North Korea maintains that it must develop nuclear weapons because of the “hostile” policy of the United States, which retains 28,500 troops in South Korea and holds bi-annual military drills the North considers rehearsals for invasion. Tensions have spiked as President Donald Trump deployed an aircraft carrier strike group to waters off the Korean Peninsula. Last week, North Korean Defense Minister Gen. Pak Yong Sik said his country was ready to use pre-emptive strikes to defend against “U.S. imperialists,” warning nuclear war could break out because of the “frantic war drills.”
Typically, North Korea has provoked the periodic military clashes that break out with South Korea. In March 2010, a North Korean torpedo allegedly sank a South Korean naval vessel, killing 46 sailors. Months later, North Korea fired artillery at a South Korean island, killing two South Korean marines and two civilians. South Korea returned fire, but it’s unclear if North Korea suffered casualties.
North Korea is the only country to have conducted a nuclear explosion in the 21st century and it has accelerated weapons testing as aid-for-disarmament negotiations have stalled. Between 1994 and 2008, it did 16 ballistic missile tests and one nuclear test; since 2009, 72 missile tests and four nuclear tests.
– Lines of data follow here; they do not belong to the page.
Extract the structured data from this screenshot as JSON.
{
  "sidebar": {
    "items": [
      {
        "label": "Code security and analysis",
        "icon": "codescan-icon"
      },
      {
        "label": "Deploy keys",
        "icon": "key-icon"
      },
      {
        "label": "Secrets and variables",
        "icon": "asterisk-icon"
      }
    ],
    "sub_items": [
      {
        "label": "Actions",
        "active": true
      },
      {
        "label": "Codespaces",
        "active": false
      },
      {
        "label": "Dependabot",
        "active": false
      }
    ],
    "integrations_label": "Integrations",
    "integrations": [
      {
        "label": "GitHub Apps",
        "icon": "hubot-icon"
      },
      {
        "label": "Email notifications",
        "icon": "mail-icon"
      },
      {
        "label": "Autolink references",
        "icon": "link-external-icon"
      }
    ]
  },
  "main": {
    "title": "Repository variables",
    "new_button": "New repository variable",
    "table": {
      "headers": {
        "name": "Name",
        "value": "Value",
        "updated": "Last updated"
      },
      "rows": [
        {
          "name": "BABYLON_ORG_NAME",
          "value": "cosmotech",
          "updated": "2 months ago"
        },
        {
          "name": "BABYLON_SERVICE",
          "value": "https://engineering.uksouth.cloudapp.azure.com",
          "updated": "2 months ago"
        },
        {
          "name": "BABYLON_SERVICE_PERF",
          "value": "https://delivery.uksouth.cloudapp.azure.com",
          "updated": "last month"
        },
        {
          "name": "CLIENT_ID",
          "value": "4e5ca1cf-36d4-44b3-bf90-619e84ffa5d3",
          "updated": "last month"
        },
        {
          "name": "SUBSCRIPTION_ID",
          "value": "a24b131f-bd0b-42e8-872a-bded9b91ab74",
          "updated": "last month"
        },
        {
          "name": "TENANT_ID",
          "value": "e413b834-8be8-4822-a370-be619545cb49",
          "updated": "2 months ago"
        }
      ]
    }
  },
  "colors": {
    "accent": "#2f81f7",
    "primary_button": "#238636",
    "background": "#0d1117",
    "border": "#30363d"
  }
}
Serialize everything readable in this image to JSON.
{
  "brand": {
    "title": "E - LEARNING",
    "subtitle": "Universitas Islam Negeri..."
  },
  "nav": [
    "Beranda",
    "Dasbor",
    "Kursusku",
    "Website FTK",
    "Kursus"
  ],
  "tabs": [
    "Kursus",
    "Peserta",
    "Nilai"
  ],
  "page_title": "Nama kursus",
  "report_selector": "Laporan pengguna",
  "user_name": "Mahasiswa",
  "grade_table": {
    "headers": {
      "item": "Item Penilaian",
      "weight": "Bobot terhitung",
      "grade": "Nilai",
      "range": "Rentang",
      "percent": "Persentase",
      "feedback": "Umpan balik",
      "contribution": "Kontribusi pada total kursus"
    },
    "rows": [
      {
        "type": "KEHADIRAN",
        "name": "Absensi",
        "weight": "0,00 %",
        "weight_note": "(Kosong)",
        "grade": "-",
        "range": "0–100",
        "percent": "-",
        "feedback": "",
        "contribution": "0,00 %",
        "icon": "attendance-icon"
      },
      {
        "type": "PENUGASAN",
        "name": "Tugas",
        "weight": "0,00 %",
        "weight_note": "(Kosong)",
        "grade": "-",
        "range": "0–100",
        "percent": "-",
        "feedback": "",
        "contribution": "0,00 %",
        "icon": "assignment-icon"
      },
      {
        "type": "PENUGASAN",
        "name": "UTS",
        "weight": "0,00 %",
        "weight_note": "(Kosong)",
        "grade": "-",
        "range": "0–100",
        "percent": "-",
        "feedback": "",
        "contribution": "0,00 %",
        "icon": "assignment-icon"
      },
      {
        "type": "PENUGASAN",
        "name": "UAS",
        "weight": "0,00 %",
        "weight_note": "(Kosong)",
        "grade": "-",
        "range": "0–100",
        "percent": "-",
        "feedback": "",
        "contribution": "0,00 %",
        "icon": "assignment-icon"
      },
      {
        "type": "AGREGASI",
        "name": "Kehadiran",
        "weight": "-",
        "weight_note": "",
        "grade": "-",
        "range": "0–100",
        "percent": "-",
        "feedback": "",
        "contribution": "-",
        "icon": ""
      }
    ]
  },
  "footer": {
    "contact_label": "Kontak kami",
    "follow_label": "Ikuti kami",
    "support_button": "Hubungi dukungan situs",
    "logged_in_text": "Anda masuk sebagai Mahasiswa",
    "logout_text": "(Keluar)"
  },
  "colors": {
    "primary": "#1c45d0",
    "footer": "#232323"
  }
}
Even China, which fought on its side in the Korean War, opposes the testing, which violates U.N. Security Council resolutions. Experts say North Korea may already be able to hit South Korea or Japan with a nuclear weapon, and within years could have the capability to target the American mainland.